■ Work task
Pull every line of the entries that has the word "data".

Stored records
• • •

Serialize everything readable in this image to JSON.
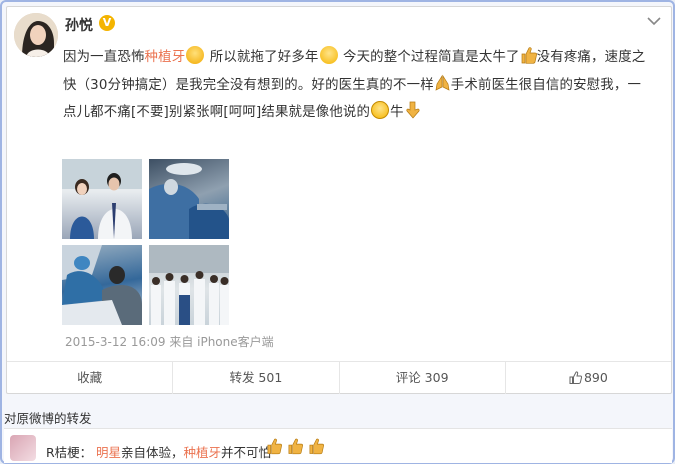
{
  "post": {
    "username": "孙悦",
    "verified_badge": "V",
    "text": {
      "line1_a": "因为一直恐怖",
      "line1_hl": "种植牙",
      "line1_b": " 所以就拖了好多年",
      "line1_c": " 今天的整个过程简直是太牛了",
      "line1_d": "没有疼痛，速度之",
      "line2_a": "快（30分钟搞定）是我完全没有想到的。好的医生真的不一样",
      "line2_b": "手术前医生很自信的安慰我，一",
      "line3_a": "点儿都不痛[不要]别紧张啊[呵呵]结果就是像他说的",
      "line3_b": "牛"
    },
    "timestamp": "2015-3-12 16:09 来自 iPhone客户端",
    "actions": {
      "collect": "收藏",
      "repost": "转发 501",
      "comment": "评论 309",
      "like": "890"
    }
  },
  "repost_header": "对原微博的转发",
  "comment": {
    "user": "R桔梗：",
    "hl1": "明星",
    "text1": "亲自体验，",
    "hl2": "种植牙",
    "text2": "并不可怕"
  },
  "colors": {
    "highlight": "#eb7350",
    "thumb": "#e9a33a"
  }
}
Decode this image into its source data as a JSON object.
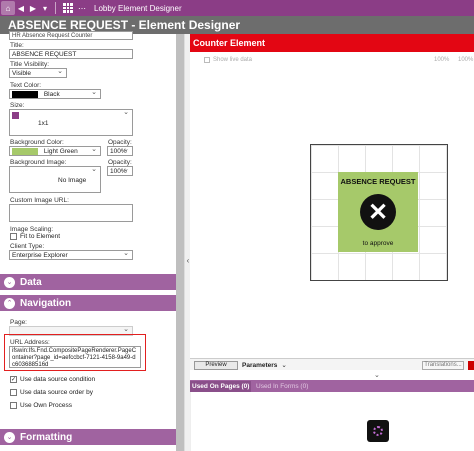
{
  "titlebar": {
    "title": "Lobby Element Designer"
  },
  "header": {
    "title": "ABSENCE REQUEST - Element Designer"
  },
  "form": {
    "top_cut_text": "HR Absence Request Counter",
    "title_label": "Title:",
    "title_value": "ABSENCE REQUEST",
    "title_visibility_label": "Title Visibility:",
    "title_visibility_value": "Visible",
    "text_color_label": "Text Color:",
    "text_color_value": "Black",
    "size_label": "Size:",
    "size_value": "1x1",
    "bg_color_label": "Background Color:",
    "bg_color_value": "Light Green",
    "opacity_label": "Opacity:",
    "opacity_value": "100%",
    "bg_image_label": "Background Image:",
    "bg_image_value": "No Image",
    "opacity2_label": "Opacity:",
    "opacity2_value": "100%",
    "custom_image_label": "Custom Image URL:",
    "custom_image_value": "",
    "image_scaling_label": "Image Scaling:",
    "fit_to_element_label": "Fit to Element",
    "client_type_label": "Client Type:",
    "client_type_value": "Enterprise Explorer"
  },
  "sections": {
    "data": "Data",
    "navigation": "Navigation",
    "formatting": "Formatting"
  },
  "navigation": {
    "page_label": "Page:",
    "page_value": "",
    "url_label": "URL Address:",
    "url_value": "ifswin:Ifs.Fnd.CompositePageRenderer.PageContainer?page_id=aefccbcf-7121-4158-9a49-dc603688516d",
    "use_ds_condition": "Use data source condition",
    "use_ds_order": "Use data source order by",
    "use_own_process": "Use Own Process"
  },
  "preview": {
    "header": "Counter Element",
    "show_live_data": "Show live data",
    "zoom_a": "100%",
    "zoom_b": "100%",
    "element_title": "ABSENCE REQUEST",
    "element_subtitle": "to approve",
    "element_icon": "x-circle-icon",
    "element_bg": "#a6c96a"
  },
  "bottom": {
    "preview_tab": "Preview",
    "parameters_tab": "Parameters",
    "translations_btn": "Translations...",
    "used_on_pages": "Used On Pages (0)",
    "used_in_forms": "Used In Forms (0)"
  },
  "colors": {
    "titlebar": "#8b3d86",
    "section": "#a063a0",
    "red_header": "#e30613",
    "highlight": "#e21f1f"
  }
}
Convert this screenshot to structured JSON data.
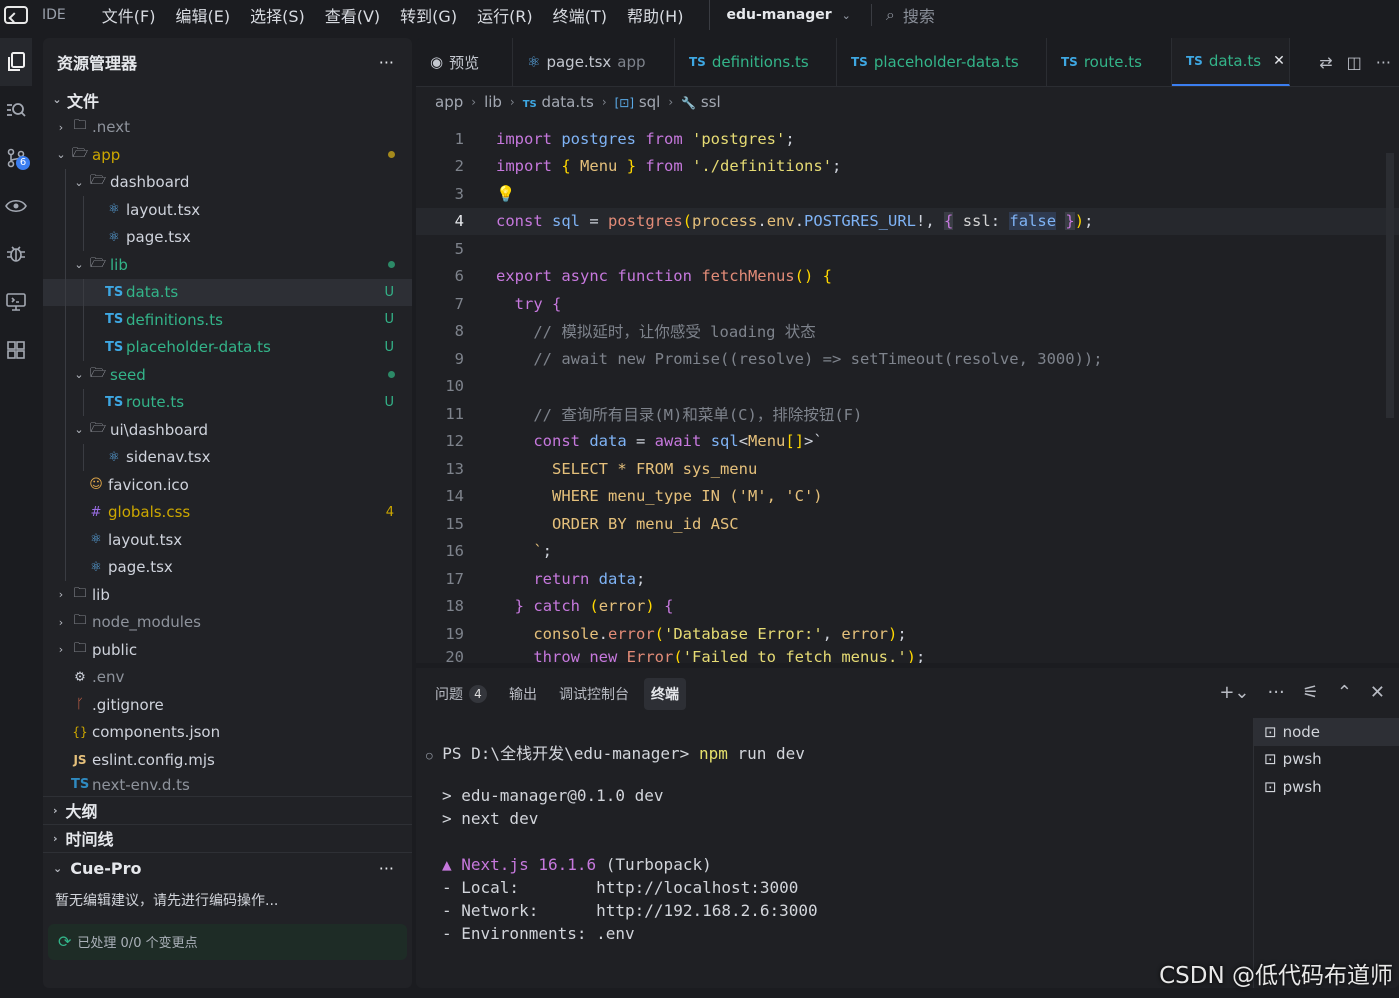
{
  "titlebar": {
    "ide_label": "IDE",
    "menus": [
      "文件(F)",
      "编辑(E)",
      "选择(S)",
      "查看(V)",
      "转到(G)",
      "运行(R)",
      "终端(T)",
      "帮助(H)"
    ],
    "project": "edu-manager",
    "search_label": "搜索"
  },
  "activity": {
    "scm_badge": "6"
  },
  "sidebar": {
    "title": "资源管理器",
    "root_label": "文件",
    "items": [
      {
        "label": ".next"
      },
      {
        "label": "app"
      },
      {
        "label": "dashboard"
      },
      {
        "label": "layout.tsx"
      },
      {
        "label": "page.tsx"
      },
      {
        "label": "lib"
      },
      {
        "label": "data.ts",
        "status": "U",
        "type_tag": "TS"
      },
      {
        "label": "definitions.ts",
        "status": "U",
        "type_tag": "TS"
      },
      {
        "label": "placeholder-data.ts",
        "status": "U",
        "type_tag": "TS"
      },
      {
        "label": "seed"
      },
      {
        "label": "route.ts",
        "status": "U",
        "type_tag": "TS"
      },
      {
        "label": "ui\\dashboard"
      },
      {
        "label": "sidenav.tsx"
      },
      {
        "label": "favicon.ico"
      },
      {
        "label": "globals.css",
        "status": "4"
      },
      {
        "label": "layout.tsx"
      },
      {
        "label": "page.tsx"
      },
      {
        "label": "lib"
      },
      {
        "label": "node_modules"
      },
      {
        "label": "public"
      },
      {
        "label": ".env"
      },
      {
        "label": ".gitignore"
      },
      {
        "label": "components.json"
      },
      {
        "label": "eslint.config.mjs",
        "type_tag": "JS"
      },
      {
        "label": "next-env.d.ts",
        "type_tag": "TS"
      }
    ],
    "sections": {
      "outline": "大纲",
      "timeline": "时间线",
      "cue": "Cue-Pro"
    },
    "cue_message": "暂无编辑建议，请先进行编码操作...",
    "cue_status": "已处理 0/0 个变更点"
  },
  "editor": {
    "tabs": [
      {
        "label": "预览"
      },
      {
        "label": "page.tsx",
        "sub": "app"
      },
      {
        "label": "definitions.ts",
        "type_tag": "TS"
      },
      {
        "label": "placeholder-data.ts",
        "type_tag": "TS"
      },
      {
        "label": "route.ts",
        "type_tag": "TS"
      },
      {
        "label": "data.ts",
        "type_tag": "TS"
      }
    ],
    "breadcrumb": [
      "app",
      "lib",
      "data.ts",
      "sql",
      "ssl"
    ],
    "line_numbers": [
      "1",
      "2",
      "3",
      "4",
      "5",
      "6",
      "7",
      "8",
      "9",
      "10",
      "11",
      "12",
      "13",
      "14",
      "15",
      "16",
      "17",
      "18",
      "19",
      "20"
    ]
  },
  "panel": {
    "tabs": [
      {
        "label": "问题",
        "badge": "4"
      },
      {
        "label": "输出"
      },
      {
        "label": "调试控制台"
      },
      {
        "label": "终端"
      }
    ],
    "terminal": {
      "prompt": "PS D:\\全栈开发\\edu-manager> ",
      "command": "npm",
      "command_rest": " run dev",
      "lines": [
        "> edu-manager@0.1.0 dev",
        "> next dev"
      ],
      "next_version_label": "▲ Next.js 16.1.6",
      "next_suffix": " (Turbopack)",
      "info": [
        "- Local:        http://localhost:3000",
        "- Network:      http://192.168.2.6:3000",
        "- Environments: .env"
      ]
    },
    "terminal_list": [
      "node",
      "pwsh",
      "pwsh"
    ]
  },
  "watermark": "CSDN @低代码布道师"
}
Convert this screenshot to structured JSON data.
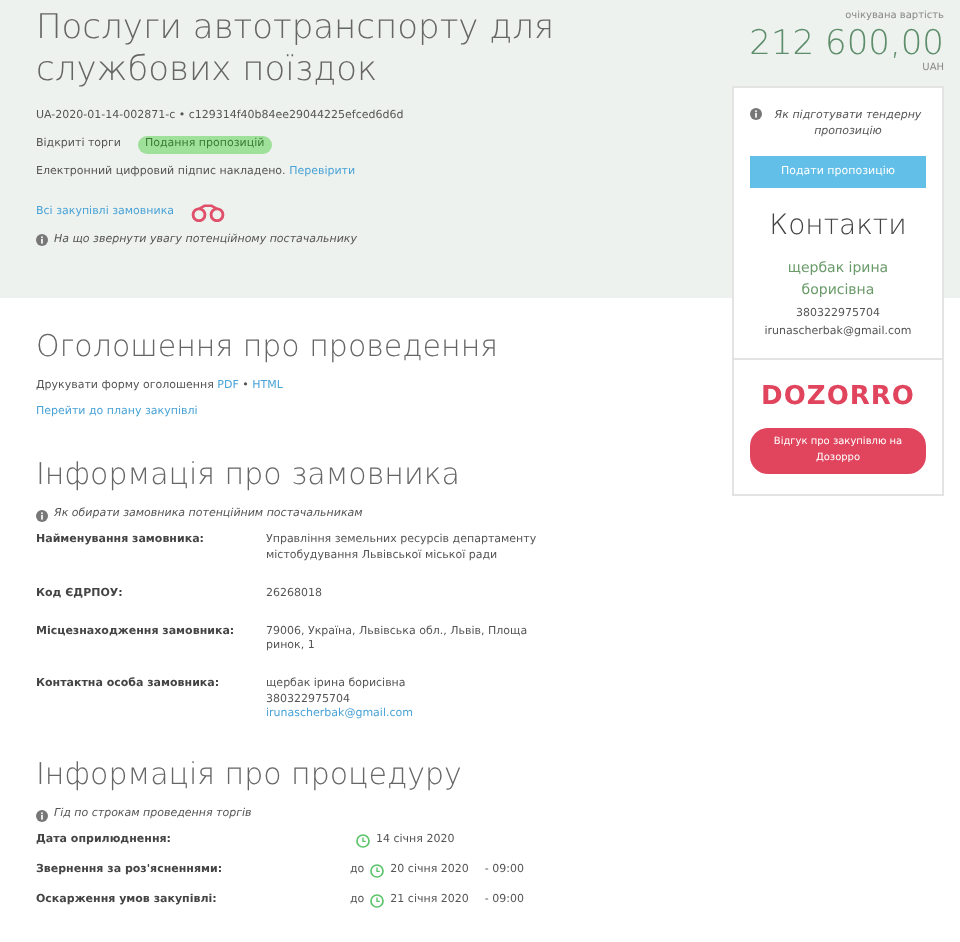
{
  "header": {
    "title": "Послуги автотранспорту для службових поїздок",
    "tender_id": "UA-2020-01-14-002871-c • c129314f40b84ee29044225efced6d6d",
    "procedure_type": "Відкриті торги",
    "status": "Подання пропозицій",
    "signature_text": "Електронний цифровий підпис накладено.",
    "signature_link": "Перевірити",
    "customer_link": "Всі закупівлі замовника",
    "hint": "На що звернути увагу потенційному постачальнику"
  },
  "price": {
    "label": "очікувана вартість",
    "amount": "212 600,00",
    "currency": "UAH"
  },
  "sidebar": {
    "hint": "Як підготувати тендерну пропозицію",
    "submit_button": "Подати пропозицію",
    "contacts_title": "Контакти",
    "contact_name": "щербак ірина борисівна",
    "contact_phone": "380322975704",
    "contact_email": "irunascherbak@gmail.com",
    "logo": "DOZORRO",
    "monitoring_button": "Відгук про закупівлю на Дозорро"
  },
  "announcement": {
    "title": "Оголошення про проведення",
    "print_label": "Друкувати форму оголошення",
    "print_links": [
      "PDF",
      "HTML"
    ],
    "print_separator": "•",
    "plan_link": "Перейти до плану закупівлі"
  },
  "customer": {
    "title": "Інформація про замовника",
    "hint": "Як обирати замовника потенційним постачальникам",
    "rows": [
      {
        "label": "Найменування замовника:",
        "values": [
          {
            "kind": "text",
            "text": "Управління земельних ресурсів департаменту містобудування Львівської міської ради"
          }
        ]
      },
      {
        "label": "Код ЄДРПОУ:",
        "values": [
          {
            "kind": "text",
            "text": "26268018"
          }
        ]
      },
      {
        "label": "Місцезнаходження замовника:",
        "values": [
          {
            "kind": "text",
            "text": "79006, Україна, Львівська обл., Львів, Площа ринок, 1"
          }
        ]
      },
      {
        "label": "Контактна особа замовника:",
        "values": [
          {
            "kind": "text",
            "text": "щербак ірина борисівна"
          },
          {
            "kind": "text",
            "text": "380322975704"
          },
          {
            "kind": "link",
            "text": "irunascherbak@gmail.com"
          }
        ]
      }
    ]
  },
  "procedure": {
    "title": "Інформація про процедуру",
    "hint": "Гід по строкам проведення торгів",
    "rows": [
      {
        "label": "Дата оприлюднення:",
        "date": "14 січня 2020"
      },
      {
        "label": "Звернення за роз'ясненнями:",
        "prefix": "до",
        "date": "20 січня 2020",
        "time": "- 09:00"
      },
      {
        "label": "Оскарження умов закупівлі:",
        "prefix": "до",
        "date": "21 січня 2020",
        "time": "- 09:00"
      }
    ]
  }
}
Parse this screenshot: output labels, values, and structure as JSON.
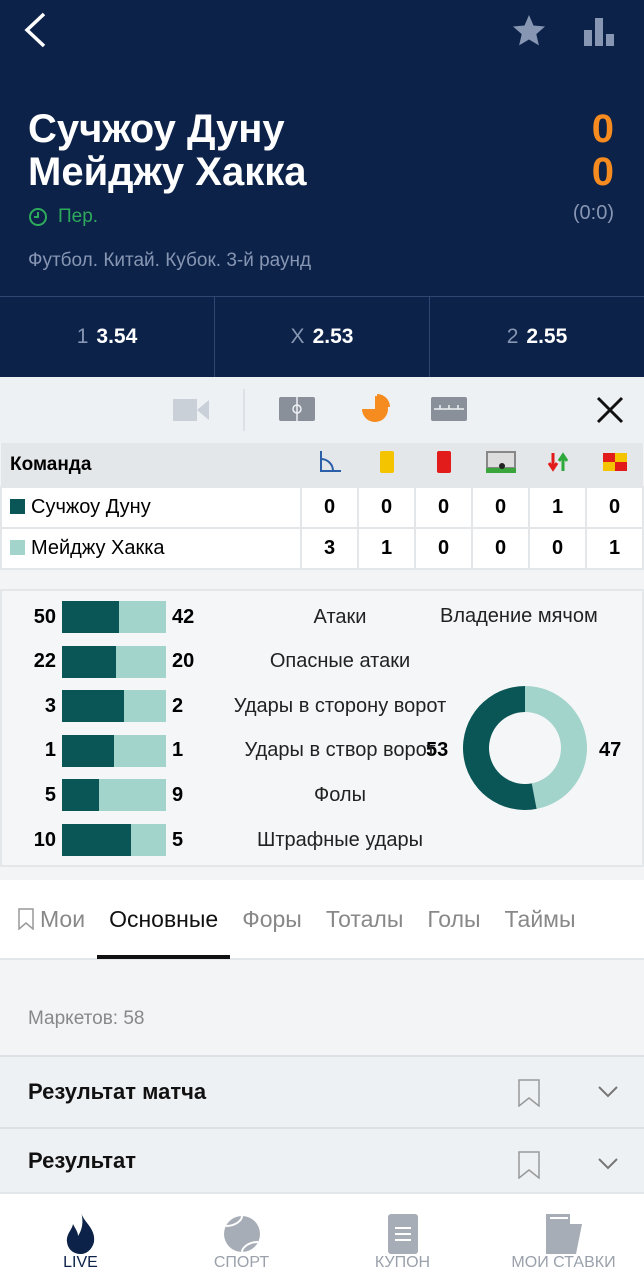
{
  "header": {
    "team1": "Сучжоу Дуну",
    "team2": "Мейджу Хакка",
    "score1": "0",
    "score2": "0",
    "half_score": "(0:0)",
    "period": "Пер.",
    "league": "Футбол. Китай. Кубок. 3-й раунд"
  },
  "odds": [
    {
      "k": "1",
      "v": "3.54"
    },
    {
      "k": "X",
      "v": "2.53"
    },
    {
      "k": "2",
      "v": "2.55"
    }
  ],
  "toolbar": {
    "icons": [
      "video-icon",
      "field-icon",
      "pie-chart-icon",
      "timeline-icon",
      "close-icon"
    ],
    "active": "pie-chart-icon",
    "accent": "#f68b1f"
  },
  "table": {
    "header": "Команда",
    "columns": [
      "corner-icon",
      "yellow-card-icon",
      "red-card-icon",
      "penalty-icon",
      "substitution-icon",
      "offside-flag-icon"
    ],
    "rows": [
      {
        "team": "Сучжоу Дуну",
        "color": "#0a5656",
        "values": [
          "0",
          "0",
          "0",
          "0",
          "1",
          "0"
        ]
      },
      {
        "team": "Мейджу Хакка",
        "color": "#a3d4cc",
        "values": [
          "3",
          "1",
          "0",
          "0",
          "0",
          "1"
        ]
      }
    ]
  },
  "stats": {
    "rows": [
      {
        "label": "Атаки",
        "a": 50,
        "b": 42
      },
      {
        "label": "Опасные атаки",
        "a": 22,
        "b": 20
      },
      {
        "label": "Удары в сторону ворот",
        "a": 3,
        "b": 2
      },
      {
        "label": "Удары в створ ворот",
        "a": 1,
        "b": 1
      },
      {
        "label": "Фолы",
        "a": 5,
        "b": 9
      },
      {
        "label": "Штрафные удары",
        "a": 10,
        "b": 5
      }
    ],
    "possession": {
      "title": "Владение мячом",
      "a": 53,
      "b": 47
    }
  },
  "tabs": [
    {
      "label": "Мои"
    },
    {
      "label": "Основные"
    },
    {
      "label": "Форы"
    },
    {
      "label": "Тоталы"
    },
    {
      "label": "Голы"
    },
    {
      "label": "Таймы"
    }
  ],
  "active_tab": "Основные",
  "markets": {
    "count_label": "Маркетов: 58",
    "items": [
      {
        "title": "Результат матча"
      },
      {
        "title": "Результат"
      }
    ]
  },
  "nav": [
    {
      "label": "LIVE"
    },
    {
      "label": "СПОРТ"
    },
    {
      "label": "КУПОН"
    },
    {
      "label": "МОИ СТАВКИ"
    }
  ]
}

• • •

■ Answer box
Decode this image into its source data as a JSON object.
    "data": "Data",
    "use_ds_condition": "Use data source condition",
    "use_ds_order": "Use data source order by",
    "show_live_data": "Show live data",
Convert this screenshot to structured JSON data.
        "label": "data.ts",
        "label": "placeholder-data.ts",
        "label": "placeholder-data.ts",
        "label": "data.ts",
      "data.ts",
Convert this screenshot to structured JSON data.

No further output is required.